If Weber is willing to accept a long-term offer from the Predators that would make him the highest paid defenseman in the NHL, that's obviously good news for Nashville. If not, the Predators have to put him on the trading block and get something for him. They simply cannot afford to lose Weber for nothing like they did with Suter. It would be a catastrophic blow to the franchise and would put the team into rebuilding mode.

There are several different things that work in Nashville's favor toward signing Weber to a long-term contract. Number one, they have the money. Nashville made a very competitive offer to Suter (13 years, $90 million) and they could easily throw more money at Weber. They have to throw more money at Weber.

Another thing that could work in Nashville's favor is the fact that the current Collective Bargaining Agreement between the NHL and the NHLPA expires on September 15. It's very likely that a deal like Suter's will not be possible in the next CBA, which could make Nashville's inevitable long-term offer to Weber more appealing. He will have a chance to be locked up for 10-plus years, more than likely making over $100 million. That simply may not be possible in the next CBA, and that's something that Weber will have to consider.

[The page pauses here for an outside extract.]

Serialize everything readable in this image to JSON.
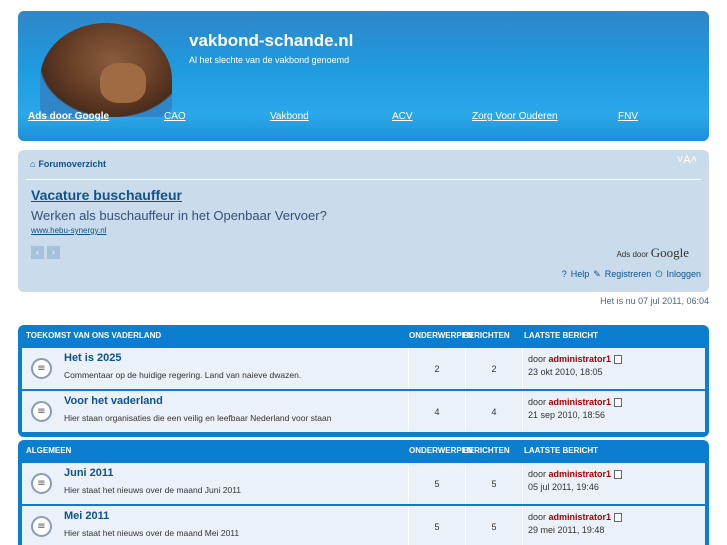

However, one has to wonder what is going through Weber's mind right now. With Suter gone, how much does that affect Weber's desire to continue playing in Nashville? Weber has stated that he wants to play for a team that is competitive every year and has a chance to win the Stanley Cup. The Predators had that team last year, but is that the sort of team that they can put together on a consistent basis? It will be harder without Suter but not impossible.

Nashville simply doesn't have a lot of options when it comes to Weber's future in Music City. They have to offer him a long-term deal that is worth over $100 million. If he says yes to that, great. If not, the Predators have to trade him. Weber could demand a pretty big return that would allow Nashville to still remain competitive now and also help build for the future.

It's not the ideal situation for Poile or for the Predators' fanbase, but it has become a reality. Nashville took a risk on Suter and it didn't work out. They can't afford to take that same risk with Weber.

(Photo Credit: Leanne Charles)

Wednesday, July 4, 2012

Suter signs in Minnesota

According to reports, former Nashville Predators defenseman Ryan Suter and former New Jersey Devils forward Zach Parise have agreed to terms with the Minnesota Wild.

Now the Predators have to look toward their future without Suter. What does this mean for Shea Weber? Will the Predators continue to try and negotiate a long-term contract with the superstar defenseman or will they look to trade him away while they still can? Either way, Nashville is in a precarious position right now.

More later....